# Records provided
= = = = = = =

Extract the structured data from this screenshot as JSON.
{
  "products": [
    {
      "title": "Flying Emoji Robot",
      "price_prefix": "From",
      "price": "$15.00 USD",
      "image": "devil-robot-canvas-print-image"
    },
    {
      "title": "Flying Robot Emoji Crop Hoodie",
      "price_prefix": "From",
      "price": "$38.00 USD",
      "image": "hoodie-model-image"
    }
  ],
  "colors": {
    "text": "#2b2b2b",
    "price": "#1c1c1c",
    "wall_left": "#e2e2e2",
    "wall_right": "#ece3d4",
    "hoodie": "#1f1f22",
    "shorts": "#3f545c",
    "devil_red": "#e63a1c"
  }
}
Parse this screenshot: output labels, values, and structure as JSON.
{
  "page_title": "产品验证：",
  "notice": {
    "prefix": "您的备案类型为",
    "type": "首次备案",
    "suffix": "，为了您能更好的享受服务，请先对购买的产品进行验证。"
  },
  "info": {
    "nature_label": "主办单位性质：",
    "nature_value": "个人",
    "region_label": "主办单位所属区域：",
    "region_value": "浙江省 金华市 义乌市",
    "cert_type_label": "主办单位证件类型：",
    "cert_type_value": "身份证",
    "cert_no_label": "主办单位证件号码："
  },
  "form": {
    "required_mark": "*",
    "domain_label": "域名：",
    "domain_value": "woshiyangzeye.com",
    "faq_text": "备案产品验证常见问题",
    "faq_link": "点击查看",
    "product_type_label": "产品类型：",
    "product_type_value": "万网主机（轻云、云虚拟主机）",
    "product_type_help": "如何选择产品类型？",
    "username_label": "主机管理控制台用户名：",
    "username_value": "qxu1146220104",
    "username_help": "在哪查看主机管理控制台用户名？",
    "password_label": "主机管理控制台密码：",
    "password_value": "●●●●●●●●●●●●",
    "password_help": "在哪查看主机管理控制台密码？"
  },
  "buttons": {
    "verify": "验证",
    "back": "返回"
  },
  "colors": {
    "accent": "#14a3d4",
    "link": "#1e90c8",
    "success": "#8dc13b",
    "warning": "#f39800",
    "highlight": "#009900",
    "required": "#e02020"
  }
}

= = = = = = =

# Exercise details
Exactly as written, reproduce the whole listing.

# Exercise output
Extract the structured data from this screenshot as JSON.
{
  "products": [
    {
      "title": "Flying Emoji Robot",
      "price_prefix": "From",
      "price": "$15.00 USD",
      "image": "devil-robot-canvas-print-image"
    },
    {
      "title": "Flying Robot Emoji Crop Hoodie",
      "price_prefix": "From",
      "price": "$38.00 USD",
      "image": "hoodie-model-image"
    }
  ],
  "colors": {
    "text": "#2b2b2b",
    "price": "#1c1c1c",
    "wall_left": "#e2e2e2",
    "wall_right": "#ece3d4",
    "hoodie": "#1f1f22",
    "shorts": "#3f545c",
    "devil_red": "#e63a1c"
  }
}
Parse this screenshot: output labels, values, and structure as JSON.
{
  "page_title": "产品验证：",
  "notice": {
    "prefix": "您的备案类型为",
    "type": "首次备案",
    "suffix": "，为了您能更好的享受服务，请先对购买的产品进行验证。"
  },
  "info": {
    "nature_label": "主办单位性质：",
    "nature_value": "个人",
    "region_label": "主办单位所属区域：",
    "region_value": "浙江省 金华市 义乌市",
    "cert_type_label": "主办单位证件类型：",
    "cert_type_value": "身份证",
    "cert_no_label": "主办单位证件号码："
  },
  "form": {
    "required_mark": "*",
    "domain_label": "域名：",
    "domain_value": "woshiyangzeye.com",
    "faq_text": "备案产品验证常见问题",
    "faq_link": "点击查看",
    "product_type_label": "产品类型：",
    "product_type_value": "万网主机（轻云、云虚拟主机）",
    "product_type_help": "如何选择产品类型？",
    "username_label": "主机管理控制台用户名：",
    "username_value": "qxu1146220104",
    "username_help": "在哪查看主机管理控制台用户名？",
    "password_label": "主机管理控制台密码：",
    "password_value": "●●●●●●●●●●●●",
    "password_help": "在哪查看主机管理控制台密码？"
  },
  "buttons": {
    "verify": "验证",
    "back": "返回"
  },
  "colors": {
    "accent": "#14a3d4",
    "link": "#1e90c8",
    "success": "#8dc13b",
    "warning": "#f39800",
    "highlight": "#009900",
    "required": "#e02020"
  }
}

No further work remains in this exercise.